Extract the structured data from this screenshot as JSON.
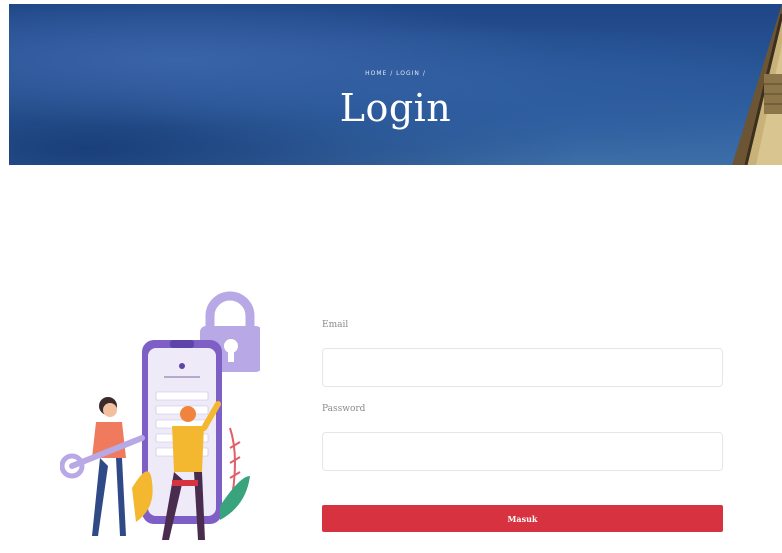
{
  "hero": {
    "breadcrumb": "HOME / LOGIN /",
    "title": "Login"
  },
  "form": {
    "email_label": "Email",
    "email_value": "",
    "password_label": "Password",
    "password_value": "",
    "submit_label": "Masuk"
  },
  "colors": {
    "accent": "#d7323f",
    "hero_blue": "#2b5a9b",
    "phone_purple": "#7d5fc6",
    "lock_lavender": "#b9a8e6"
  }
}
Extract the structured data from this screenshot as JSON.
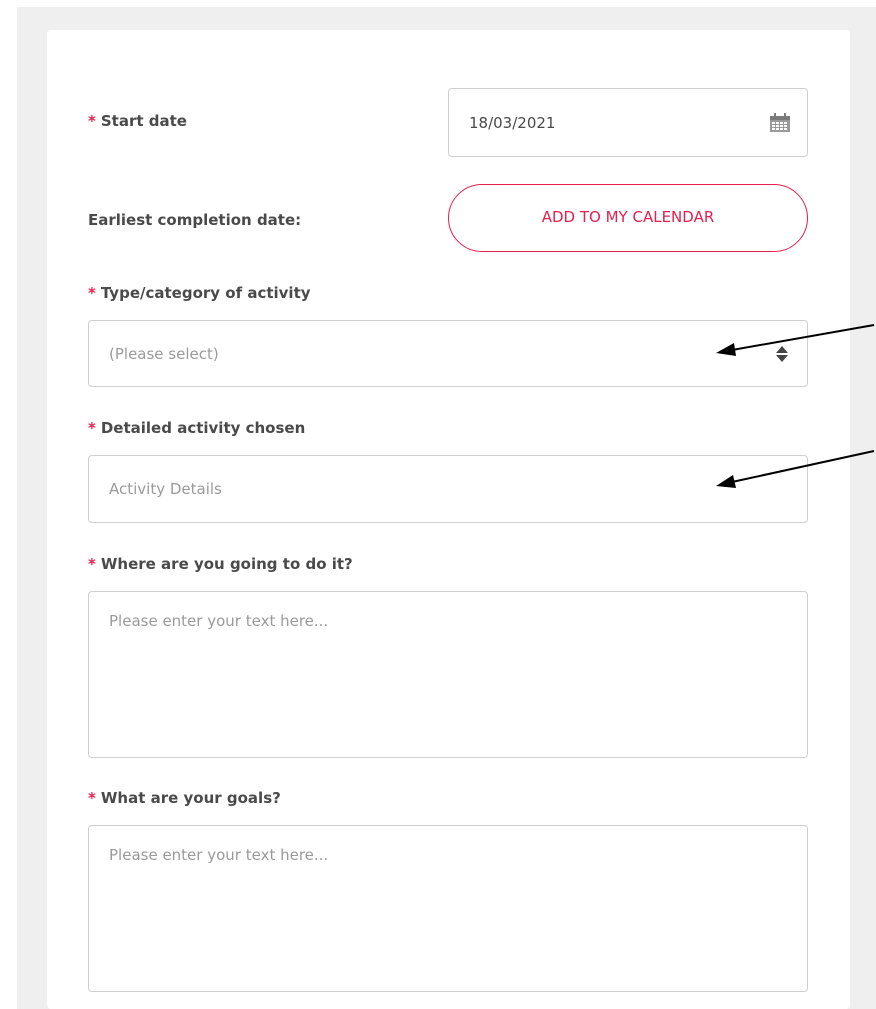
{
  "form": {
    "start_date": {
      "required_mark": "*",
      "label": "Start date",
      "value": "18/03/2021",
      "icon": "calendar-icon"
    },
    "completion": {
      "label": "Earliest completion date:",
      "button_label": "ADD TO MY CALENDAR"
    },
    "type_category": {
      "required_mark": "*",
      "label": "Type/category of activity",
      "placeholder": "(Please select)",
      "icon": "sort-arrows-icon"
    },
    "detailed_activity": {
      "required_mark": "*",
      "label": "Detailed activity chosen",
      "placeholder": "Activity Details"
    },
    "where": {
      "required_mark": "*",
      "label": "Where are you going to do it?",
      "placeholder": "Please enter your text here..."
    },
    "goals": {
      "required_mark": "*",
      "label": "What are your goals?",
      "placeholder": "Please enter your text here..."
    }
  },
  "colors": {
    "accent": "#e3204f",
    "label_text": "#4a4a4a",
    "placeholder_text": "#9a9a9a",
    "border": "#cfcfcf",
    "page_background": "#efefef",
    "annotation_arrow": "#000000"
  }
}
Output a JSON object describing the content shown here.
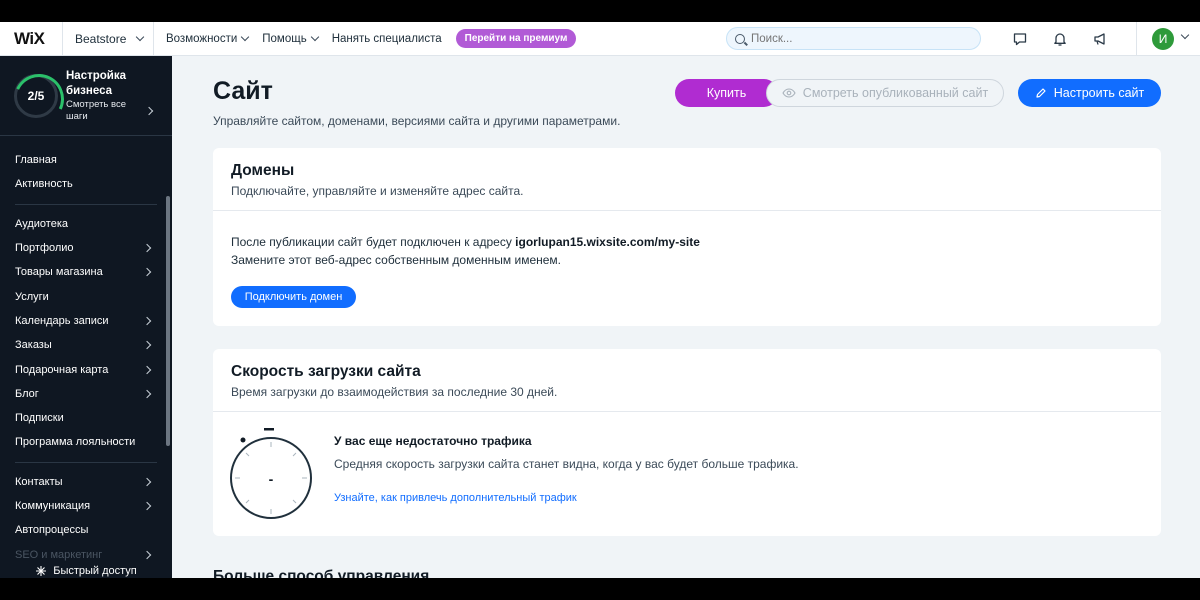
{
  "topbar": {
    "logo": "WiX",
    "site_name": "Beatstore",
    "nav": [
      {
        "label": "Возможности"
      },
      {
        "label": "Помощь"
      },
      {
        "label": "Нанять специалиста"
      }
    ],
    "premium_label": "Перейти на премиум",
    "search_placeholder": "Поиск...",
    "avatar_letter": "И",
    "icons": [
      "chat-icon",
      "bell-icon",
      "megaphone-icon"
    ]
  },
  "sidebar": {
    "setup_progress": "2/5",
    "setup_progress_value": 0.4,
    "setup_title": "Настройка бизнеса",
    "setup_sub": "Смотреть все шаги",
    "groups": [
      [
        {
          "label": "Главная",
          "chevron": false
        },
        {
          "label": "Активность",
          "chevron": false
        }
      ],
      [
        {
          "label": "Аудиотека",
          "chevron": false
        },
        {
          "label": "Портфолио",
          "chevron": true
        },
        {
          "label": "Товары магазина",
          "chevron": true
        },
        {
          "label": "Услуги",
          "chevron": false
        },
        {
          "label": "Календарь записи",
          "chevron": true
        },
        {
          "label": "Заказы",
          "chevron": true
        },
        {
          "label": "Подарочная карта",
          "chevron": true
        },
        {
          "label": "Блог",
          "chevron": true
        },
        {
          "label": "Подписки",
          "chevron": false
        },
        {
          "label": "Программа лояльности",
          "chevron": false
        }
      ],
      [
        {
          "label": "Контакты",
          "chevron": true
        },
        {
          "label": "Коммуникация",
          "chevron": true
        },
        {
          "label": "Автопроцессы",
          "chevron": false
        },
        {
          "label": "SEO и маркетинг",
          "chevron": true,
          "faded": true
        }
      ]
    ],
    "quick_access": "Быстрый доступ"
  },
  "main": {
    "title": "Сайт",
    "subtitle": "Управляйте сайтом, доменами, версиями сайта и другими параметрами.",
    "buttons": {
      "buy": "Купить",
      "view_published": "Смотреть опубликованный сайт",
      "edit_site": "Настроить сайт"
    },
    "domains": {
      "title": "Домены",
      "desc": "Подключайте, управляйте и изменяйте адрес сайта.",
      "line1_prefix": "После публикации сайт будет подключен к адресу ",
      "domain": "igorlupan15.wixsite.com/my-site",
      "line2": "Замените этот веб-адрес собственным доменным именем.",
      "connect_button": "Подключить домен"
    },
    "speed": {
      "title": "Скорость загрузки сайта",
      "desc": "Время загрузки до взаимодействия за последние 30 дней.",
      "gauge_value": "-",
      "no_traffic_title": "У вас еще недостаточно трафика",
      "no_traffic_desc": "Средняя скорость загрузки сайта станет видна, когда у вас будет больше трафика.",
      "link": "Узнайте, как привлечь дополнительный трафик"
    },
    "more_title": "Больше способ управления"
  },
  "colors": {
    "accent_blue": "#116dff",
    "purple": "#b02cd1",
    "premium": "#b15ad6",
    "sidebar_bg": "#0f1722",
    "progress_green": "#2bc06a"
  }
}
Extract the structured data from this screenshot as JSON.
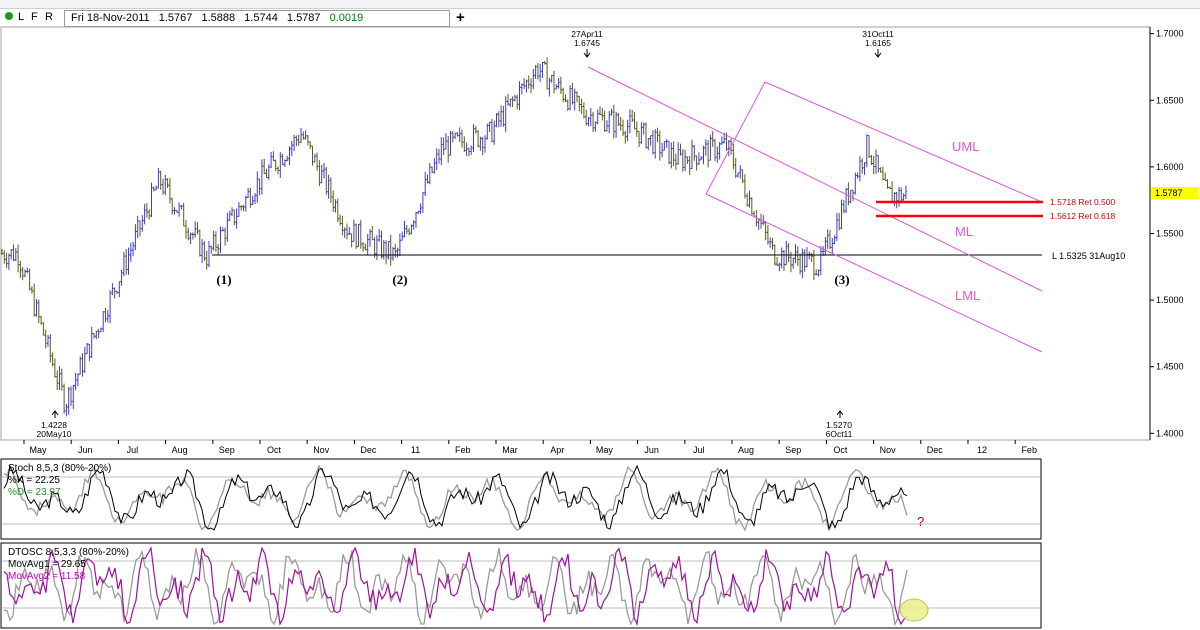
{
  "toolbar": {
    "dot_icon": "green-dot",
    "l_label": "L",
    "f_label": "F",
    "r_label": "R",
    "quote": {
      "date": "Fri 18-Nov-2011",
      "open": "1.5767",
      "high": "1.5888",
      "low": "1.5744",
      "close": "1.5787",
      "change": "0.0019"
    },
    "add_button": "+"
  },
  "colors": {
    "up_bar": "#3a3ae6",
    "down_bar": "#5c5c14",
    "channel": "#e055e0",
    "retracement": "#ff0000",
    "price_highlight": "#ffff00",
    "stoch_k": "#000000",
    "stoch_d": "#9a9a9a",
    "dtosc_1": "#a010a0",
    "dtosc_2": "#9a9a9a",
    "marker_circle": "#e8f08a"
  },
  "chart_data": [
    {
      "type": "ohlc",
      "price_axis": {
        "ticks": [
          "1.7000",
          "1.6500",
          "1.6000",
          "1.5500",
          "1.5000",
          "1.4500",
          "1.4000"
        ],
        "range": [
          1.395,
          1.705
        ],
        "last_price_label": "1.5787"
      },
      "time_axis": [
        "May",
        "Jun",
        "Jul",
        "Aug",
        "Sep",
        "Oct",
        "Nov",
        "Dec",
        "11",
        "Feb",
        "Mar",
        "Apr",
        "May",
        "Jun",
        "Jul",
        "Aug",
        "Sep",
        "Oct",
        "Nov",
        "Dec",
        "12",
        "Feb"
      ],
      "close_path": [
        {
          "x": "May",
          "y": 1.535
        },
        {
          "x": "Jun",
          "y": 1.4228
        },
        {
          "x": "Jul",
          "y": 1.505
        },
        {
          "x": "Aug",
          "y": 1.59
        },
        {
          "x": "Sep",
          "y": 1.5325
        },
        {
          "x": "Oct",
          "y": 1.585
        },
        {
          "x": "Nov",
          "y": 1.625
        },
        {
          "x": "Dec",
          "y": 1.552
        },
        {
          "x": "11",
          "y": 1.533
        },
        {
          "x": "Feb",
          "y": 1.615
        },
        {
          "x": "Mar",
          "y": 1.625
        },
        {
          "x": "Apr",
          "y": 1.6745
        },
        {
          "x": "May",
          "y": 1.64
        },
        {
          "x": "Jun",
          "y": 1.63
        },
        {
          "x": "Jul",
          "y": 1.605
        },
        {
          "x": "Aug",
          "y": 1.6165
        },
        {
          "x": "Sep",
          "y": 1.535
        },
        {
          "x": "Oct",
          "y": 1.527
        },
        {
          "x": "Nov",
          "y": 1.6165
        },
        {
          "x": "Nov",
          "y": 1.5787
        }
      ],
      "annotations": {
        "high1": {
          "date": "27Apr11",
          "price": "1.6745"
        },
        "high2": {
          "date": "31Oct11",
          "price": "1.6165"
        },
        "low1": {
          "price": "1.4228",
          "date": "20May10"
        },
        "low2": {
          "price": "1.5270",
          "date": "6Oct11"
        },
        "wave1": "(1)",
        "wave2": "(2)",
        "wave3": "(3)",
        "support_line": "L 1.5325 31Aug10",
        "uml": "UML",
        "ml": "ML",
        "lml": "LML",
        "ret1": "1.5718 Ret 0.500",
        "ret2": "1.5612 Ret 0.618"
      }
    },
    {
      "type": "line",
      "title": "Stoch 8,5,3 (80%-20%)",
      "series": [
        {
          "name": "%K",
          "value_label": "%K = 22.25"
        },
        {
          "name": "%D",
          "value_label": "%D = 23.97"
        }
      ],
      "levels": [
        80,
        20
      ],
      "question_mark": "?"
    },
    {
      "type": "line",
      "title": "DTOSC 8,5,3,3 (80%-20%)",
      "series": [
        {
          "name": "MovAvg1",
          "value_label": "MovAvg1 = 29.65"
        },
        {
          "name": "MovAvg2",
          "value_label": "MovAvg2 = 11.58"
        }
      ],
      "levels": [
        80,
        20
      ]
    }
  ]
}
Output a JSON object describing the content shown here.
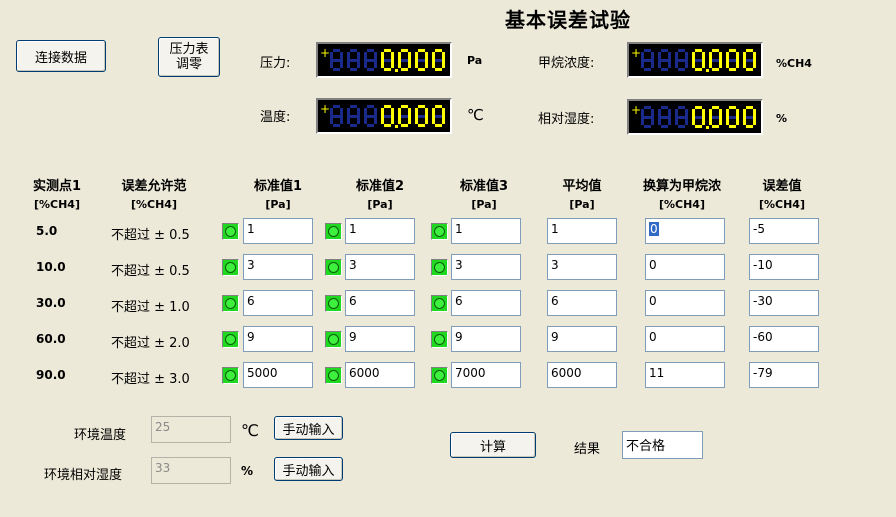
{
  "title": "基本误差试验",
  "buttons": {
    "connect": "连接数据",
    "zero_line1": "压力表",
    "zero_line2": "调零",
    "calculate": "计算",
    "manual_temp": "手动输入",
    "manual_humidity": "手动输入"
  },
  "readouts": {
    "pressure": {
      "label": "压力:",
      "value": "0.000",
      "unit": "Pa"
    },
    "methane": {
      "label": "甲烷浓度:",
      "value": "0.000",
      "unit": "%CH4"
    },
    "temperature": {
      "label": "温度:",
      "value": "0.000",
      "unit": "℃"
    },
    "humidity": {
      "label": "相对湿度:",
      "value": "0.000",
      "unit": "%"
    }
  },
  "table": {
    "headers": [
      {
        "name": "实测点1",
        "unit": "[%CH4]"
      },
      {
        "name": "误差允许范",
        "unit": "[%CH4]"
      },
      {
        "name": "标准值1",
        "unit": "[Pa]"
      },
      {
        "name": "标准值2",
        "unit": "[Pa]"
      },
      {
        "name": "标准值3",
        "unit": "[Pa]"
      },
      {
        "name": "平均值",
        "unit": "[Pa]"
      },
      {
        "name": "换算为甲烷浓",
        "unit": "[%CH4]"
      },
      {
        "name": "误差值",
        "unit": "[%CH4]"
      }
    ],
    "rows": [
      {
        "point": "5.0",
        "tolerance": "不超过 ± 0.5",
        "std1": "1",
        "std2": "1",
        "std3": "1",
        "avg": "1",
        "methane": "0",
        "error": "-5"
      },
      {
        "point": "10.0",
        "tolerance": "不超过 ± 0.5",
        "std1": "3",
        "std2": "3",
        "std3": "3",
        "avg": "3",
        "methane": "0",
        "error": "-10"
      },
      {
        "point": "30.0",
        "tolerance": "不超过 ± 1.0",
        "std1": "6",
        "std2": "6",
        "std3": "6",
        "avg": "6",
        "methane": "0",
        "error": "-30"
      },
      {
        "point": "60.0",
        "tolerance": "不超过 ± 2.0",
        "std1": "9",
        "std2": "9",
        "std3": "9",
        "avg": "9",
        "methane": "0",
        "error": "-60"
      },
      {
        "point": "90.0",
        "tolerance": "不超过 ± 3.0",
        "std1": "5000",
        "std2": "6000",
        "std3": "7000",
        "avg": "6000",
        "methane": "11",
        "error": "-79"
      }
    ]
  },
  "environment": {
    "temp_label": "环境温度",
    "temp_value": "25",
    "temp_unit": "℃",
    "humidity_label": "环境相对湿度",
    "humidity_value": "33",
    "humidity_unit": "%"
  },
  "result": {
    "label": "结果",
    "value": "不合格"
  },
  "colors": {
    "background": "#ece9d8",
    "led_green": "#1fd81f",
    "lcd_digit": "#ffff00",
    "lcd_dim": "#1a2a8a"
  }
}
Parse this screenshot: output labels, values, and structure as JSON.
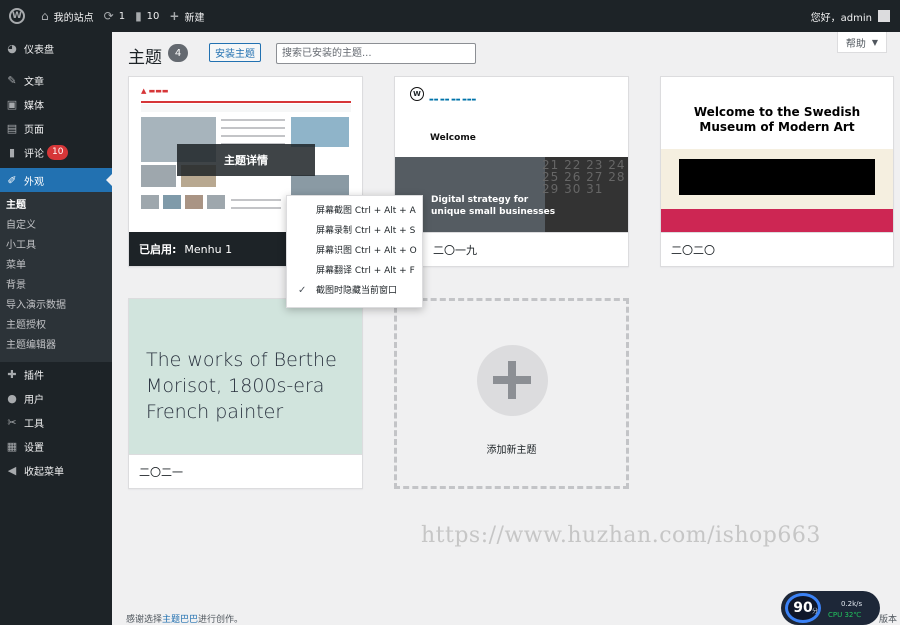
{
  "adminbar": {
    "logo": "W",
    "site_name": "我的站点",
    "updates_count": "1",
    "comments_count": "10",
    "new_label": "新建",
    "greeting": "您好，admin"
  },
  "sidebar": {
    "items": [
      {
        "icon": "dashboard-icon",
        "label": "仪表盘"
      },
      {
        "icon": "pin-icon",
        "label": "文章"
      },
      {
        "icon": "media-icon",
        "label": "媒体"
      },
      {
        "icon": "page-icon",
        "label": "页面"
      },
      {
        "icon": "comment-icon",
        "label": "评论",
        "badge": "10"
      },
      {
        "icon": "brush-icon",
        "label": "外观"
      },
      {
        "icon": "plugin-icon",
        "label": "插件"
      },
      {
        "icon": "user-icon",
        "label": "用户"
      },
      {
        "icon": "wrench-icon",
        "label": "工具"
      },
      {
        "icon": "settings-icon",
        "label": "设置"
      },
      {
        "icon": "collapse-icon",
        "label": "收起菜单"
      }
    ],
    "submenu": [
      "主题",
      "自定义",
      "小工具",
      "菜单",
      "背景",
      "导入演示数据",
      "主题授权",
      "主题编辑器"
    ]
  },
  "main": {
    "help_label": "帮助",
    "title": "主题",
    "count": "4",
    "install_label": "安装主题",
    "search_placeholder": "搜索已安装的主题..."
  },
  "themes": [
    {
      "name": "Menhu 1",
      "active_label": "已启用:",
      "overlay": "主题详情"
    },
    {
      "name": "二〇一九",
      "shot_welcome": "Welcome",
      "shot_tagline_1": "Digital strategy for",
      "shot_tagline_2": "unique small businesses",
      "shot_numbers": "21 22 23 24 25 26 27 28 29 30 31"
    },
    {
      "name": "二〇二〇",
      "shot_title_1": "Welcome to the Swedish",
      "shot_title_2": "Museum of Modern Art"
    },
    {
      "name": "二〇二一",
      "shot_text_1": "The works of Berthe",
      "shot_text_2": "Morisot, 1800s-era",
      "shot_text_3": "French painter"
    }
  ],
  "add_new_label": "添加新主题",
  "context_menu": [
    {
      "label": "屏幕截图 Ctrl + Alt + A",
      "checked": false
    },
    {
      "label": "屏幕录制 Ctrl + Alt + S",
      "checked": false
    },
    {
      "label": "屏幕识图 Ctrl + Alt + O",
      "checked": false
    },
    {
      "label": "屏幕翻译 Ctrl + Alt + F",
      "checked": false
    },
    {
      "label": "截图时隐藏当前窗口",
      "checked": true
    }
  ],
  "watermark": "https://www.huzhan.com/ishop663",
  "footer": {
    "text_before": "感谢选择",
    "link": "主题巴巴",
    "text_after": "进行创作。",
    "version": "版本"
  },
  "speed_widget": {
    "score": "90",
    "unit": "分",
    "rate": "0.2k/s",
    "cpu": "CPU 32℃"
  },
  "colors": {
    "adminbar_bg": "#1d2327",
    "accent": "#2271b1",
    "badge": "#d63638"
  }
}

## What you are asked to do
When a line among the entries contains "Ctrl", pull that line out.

## Exercise answer
      "label": "屏幕截图 Ctrl + Alt + A",
      "label": "屏幕录制 Ctrl + Alt + S",
      "label": "屏幕识图 Ctrl + Alt + O",
      "label": "屏幕翻译 Ctrl + Alt + F",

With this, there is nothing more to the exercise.